India is a significant player in global markets, given its large and liquid financial market. India is also the fastest-growing G20 economy right now, with 7.6% GDP growth, and a critical regional player vis-à-vis neighbouring low-income countries in South Asia. But Indian growth is mainly domestically driven, and it runs ‘twin’ structural fiscal and current account deficits. This leads to inflation risk (though low oil prices are currently offsetting this, given that India is an oil-importing economy). And, to use its government’s own phrase, India also faces ‘twin balance sheet challenges’ for public and private sector banks with high non-performing loans (NPLs).

High NPLs discourage inflows

Governor Rajan had started to address key challenges, such as inflation (5.8% in June) and NPLs in its banking system. But, by his own account, there is more to do. India’s NPLs have risen since 2013, and are reported to be as high as 18%. With public sector banks holding 76% of total assets, this group is most in need of reform.  Although the World Bank is optimistic on reform prospects, the vulnerability of Indian non-financial corporations (relating to liquidity, profitability and leverage) is at its highest level since the early 2000s.  The private sector credit and investment environment is difficult. 

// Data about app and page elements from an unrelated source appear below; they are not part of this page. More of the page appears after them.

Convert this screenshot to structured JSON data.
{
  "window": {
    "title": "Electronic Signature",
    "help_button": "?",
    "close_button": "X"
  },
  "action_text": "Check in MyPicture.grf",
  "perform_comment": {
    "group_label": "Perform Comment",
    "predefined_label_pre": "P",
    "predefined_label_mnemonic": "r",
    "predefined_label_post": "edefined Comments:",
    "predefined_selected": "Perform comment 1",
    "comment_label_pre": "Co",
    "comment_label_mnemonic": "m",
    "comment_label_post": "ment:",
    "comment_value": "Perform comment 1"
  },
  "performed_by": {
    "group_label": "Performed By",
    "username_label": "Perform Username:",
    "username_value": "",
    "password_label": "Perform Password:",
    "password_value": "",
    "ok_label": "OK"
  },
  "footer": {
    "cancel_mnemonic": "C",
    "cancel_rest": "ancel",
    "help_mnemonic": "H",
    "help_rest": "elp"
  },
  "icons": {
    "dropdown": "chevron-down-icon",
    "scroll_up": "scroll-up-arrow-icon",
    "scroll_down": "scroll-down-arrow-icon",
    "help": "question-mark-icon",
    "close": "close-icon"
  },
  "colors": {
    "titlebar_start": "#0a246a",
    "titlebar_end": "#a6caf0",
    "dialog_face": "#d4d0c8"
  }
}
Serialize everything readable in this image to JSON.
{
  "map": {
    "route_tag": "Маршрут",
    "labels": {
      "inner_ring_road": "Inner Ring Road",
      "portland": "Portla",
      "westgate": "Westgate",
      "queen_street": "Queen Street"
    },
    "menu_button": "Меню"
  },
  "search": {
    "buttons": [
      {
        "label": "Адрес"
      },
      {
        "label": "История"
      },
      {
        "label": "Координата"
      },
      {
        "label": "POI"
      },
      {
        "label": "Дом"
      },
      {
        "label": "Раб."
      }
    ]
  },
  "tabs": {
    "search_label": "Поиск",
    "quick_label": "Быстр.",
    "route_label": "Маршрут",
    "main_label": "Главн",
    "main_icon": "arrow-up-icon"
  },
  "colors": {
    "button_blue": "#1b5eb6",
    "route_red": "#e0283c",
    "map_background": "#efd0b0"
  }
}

Inflation pressures are a key macroeconomic risk. And yet the central bank might be avoiding systematic currency intervention, as the rupee has depreciated and supported exports. If that’s their intention, their timing is good. India is a significant commodity and oil importer, and the low commodity price environment means slower price rises which offset ‘pass-through’ inflationary pressure from currency depreciation. 

With the RBI’s financial reforms unfinished, India is particularly vulnerable to global financial instability that could disrupt capital inflows. This could slow domestic growth and possibly worsen domestic financial risks. And that might, in turn, have not only regional growth implications but also wider global financial consequences. Foreign direct investment (FDI) inflows have been very strong for some time, yet this could change on account of domestic financial vulnerability.

Appoint a new governor soon

Given India’s macroeconomic uncertainties, the circumstances surrounding Governor Rajan’s departure are worrying. Six weeks on and there has been no successor named. And, just as importantly, his departure apparently resulted from political pressure (to reduce interest rates, which would contribute to increased NPL risk concerns). The delay over appointing a successor suggests that political wrangling may be continuing,which is a risk in its own right. In the wake of Rajan’s resignation, the government tried to reassert policy soundness by increasing FDI openness. But these steps were unconvincing.

There is a lot at stake for India and for its trading partners. India’s $500 billion in currency reserves will help it stabilise its currency; the RBI acted in the wake of the Brexit vote. Its bilateral swap facilities, including for its oil importers, are also important as a buffer against shocks. Its energy import demand growth (forecast by sector experts to grow by 161% to 2035) will bolster export growth for its resource-exporting trading partners. Notwithstanding all of this, India needs, crucially, to restore macroeconomic and financial institutional stability if it is to sustain its growth path and its trade and investment relationships. 

The Government of India should not delay in appointing a new RBI governor, who should continue the work on its inflation framework and on cleaning up public sector bank balance sheets. Progress on both would also reaffirm central bank independence.


Phyllis Papadavid and Stephen Gelb